Some of the comments regarding our transformed dot pictures included:

"Doggie balls." -Maya

"That's a monster that eats everyone in one day" -Madeleine

"Color steps."-Aditi

"These are wheels for cars that are way longer than trucks." -Sean

"I don't know what this is supposed to be!" -Max

We continued our dot Art Exploration while observing artwork by Japanese illustrator of Lewis Carroll's Alice's Adventures in Wonderland Yayoi Kusama, 2012 (seen left) and Abstract Expressionist Mark Rothko.   We will also be studying the "pointillism" technique  of French Post Impressionist Artist, George Seurat.

One Kindergartner, Lily, was particularly interested in what Rothko looked like so we perused the internet to find his image.  We also found one of his self portraits.  We noticed that his eyes in the portrait  looked a lot like-what else?

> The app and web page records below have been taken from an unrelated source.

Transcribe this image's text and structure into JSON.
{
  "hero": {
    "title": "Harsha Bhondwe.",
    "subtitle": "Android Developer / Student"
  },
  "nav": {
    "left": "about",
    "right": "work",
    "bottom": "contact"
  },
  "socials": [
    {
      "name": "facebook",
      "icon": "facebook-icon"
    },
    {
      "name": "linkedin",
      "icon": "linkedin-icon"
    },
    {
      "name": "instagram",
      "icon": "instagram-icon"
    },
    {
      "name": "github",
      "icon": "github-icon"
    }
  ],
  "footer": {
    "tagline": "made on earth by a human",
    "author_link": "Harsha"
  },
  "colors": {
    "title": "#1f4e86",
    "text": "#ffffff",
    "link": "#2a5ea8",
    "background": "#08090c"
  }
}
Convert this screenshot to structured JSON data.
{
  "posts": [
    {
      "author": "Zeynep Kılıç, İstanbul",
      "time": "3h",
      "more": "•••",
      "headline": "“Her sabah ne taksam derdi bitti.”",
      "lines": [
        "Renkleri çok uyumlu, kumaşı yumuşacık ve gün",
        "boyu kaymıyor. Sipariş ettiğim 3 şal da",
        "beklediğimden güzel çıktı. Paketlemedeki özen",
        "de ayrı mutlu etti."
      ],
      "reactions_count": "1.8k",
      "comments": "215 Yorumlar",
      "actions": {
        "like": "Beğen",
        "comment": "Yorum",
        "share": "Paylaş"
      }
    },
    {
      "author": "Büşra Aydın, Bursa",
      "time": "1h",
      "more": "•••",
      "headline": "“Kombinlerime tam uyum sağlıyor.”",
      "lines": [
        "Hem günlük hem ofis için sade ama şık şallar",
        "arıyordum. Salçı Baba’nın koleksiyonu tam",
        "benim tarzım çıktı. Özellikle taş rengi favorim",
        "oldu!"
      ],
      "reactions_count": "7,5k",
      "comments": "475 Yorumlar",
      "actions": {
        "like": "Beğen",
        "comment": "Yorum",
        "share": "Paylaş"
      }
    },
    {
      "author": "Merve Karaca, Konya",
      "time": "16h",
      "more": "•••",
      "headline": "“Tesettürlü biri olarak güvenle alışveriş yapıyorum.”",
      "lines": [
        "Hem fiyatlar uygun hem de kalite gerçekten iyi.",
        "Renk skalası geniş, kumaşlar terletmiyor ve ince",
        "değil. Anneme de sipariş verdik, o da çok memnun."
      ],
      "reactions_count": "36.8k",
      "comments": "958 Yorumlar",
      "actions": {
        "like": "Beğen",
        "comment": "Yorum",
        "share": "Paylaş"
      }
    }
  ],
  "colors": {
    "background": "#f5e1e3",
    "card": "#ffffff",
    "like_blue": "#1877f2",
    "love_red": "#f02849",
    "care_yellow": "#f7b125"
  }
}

Dots!   Later, Kindergartners  created their own colorful and vibrant masterpieces! 

Another Math activity this week was also "dotted" with dots!  This time, Kindergartners worked in pairs and small  groups to match sums of domino pieces.   Lastly, we attempted (with many trys and compromise) to make a  continuous matching strand with our total amount of dominoes.  Below is our "horseshoe" of success!

Free Choice selections included snuggling with blankets in the little pool, arranging legos and cars in the building area, and playing board games.  Lots of cooperation, strategizing, and even Math adding skills went into rousing games of "Shut the Box"!   The children cheered for each other and shared their number rolling victories!   We also discovered that  arrangements of dots on a game die look a lot like the numbers on a  domino piece.  Drawing, listening to Magic Tree House audios, and a Friday Dance Party also culminated our week.

Bubble play at the playground!

One of our Science activities this week involved "Shan Science."  After reading a non- fiction story, Teacher Shan walked Kindergartners through a lesson of molding individual  clay covered structures, adding ingredients, and observing as their "volcanoes" erupted right before their eyes.   Afterward, Ks jotted their observations in
Science Journals

Global Experiences included several children sharing their "How to Be An Explorer of the World" finds (more details about that in an upcoming blog entry.)  Another experience included Zoey sharing her family's Rosh Hashanah celebration with us.  Zoey spoke a bit about this Jewish New Year celebration that includes a family gathering, wishes for a meaningful year to come, and features a special treat of apples drizzled in honey.   We also listened to an excerpt from a book titled Faith that showed how many cultures around the world share commonalities while observing their faiths.  Kindergartners helped Zoey celebrate further with our own honey drizzled apples at snack time!

A special thank you to Maya's family for being our Snack Providers this week!  If you have not been able to sign up yet, no worries, there is plenty of slots still available.  

Nico waved the "1st Day of School" banner to ring in the New School Year!